### Task prompt
In the entries below, find the string "false" and return each line holding it.

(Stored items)
★ ★ ★ ★ ★
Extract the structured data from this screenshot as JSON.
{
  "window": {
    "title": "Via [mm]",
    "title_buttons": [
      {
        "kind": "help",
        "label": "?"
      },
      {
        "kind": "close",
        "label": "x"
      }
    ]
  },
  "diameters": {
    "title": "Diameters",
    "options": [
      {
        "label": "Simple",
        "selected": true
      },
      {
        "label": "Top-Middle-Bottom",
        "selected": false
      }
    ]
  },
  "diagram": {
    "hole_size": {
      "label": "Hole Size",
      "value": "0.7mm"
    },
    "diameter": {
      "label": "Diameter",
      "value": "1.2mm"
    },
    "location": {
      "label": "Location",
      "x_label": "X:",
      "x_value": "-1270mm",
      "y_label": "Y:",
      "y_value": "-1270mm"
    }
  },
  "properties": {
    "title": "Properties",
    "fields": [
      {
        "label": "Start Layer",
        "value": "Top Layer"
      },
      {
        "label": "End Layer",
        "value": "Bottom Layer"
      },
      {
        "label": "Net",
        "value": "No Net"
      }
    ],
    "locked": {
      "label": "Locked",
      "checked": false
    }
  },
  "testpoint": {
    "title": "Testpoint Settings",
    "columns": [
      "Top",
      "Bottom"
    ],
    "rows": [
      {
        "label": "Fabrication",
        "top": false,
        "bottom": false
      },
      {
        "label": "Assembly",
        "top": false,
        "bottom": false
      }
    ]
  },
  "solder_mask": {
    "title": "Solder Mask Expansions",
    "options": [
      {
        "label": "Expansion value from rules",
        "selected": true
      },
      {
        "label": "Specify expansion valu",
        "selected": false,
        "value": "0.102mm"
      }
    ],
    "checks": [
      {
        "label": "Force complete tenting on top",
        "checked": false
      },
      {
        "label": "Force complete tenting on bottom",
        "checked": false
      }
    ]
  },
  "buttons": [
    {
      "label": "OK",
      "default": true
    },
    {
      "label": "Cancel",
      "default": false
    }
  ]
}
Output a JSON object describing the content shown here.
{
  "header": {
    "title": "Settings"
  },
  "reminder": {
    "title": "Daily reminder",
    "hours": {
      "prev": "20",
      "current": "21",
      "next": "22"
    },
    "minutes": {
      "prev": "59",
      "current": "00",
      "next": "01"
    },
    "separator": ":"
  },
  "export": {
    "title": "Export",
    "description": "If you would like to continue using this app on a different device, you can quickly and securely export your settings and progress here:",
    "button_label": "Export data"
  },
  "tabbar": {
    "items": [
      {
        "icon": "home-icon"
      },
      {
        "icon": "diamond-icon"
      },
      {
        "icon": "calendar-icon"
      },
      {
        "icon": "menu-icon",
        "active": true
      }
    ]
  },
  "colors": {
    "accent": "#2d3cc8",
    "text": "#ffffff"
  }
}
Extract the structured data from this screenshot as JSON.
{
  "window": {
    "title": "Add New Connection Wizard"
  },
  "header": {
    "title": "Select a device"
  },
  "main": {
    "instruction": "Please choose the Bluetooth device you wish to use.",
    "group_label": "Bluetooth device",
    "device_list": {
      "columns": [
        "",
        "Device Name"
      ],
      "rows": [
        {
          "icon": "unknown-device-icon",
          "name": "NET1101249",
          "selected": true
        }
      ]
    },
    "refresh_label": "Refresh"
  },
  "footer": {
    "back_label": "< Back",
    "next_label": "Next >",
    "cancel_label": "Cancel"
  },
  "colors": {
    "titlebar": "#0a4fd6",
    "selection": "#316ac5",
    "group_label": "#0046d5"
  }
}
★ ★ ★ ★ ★
### Result
        "selected": false
      "checked": false
        "top": false,
        "bottom": false
        "top": false,
        "bottom": false
        "selected": false,
        "checked": false
        "checked": false
      "default": false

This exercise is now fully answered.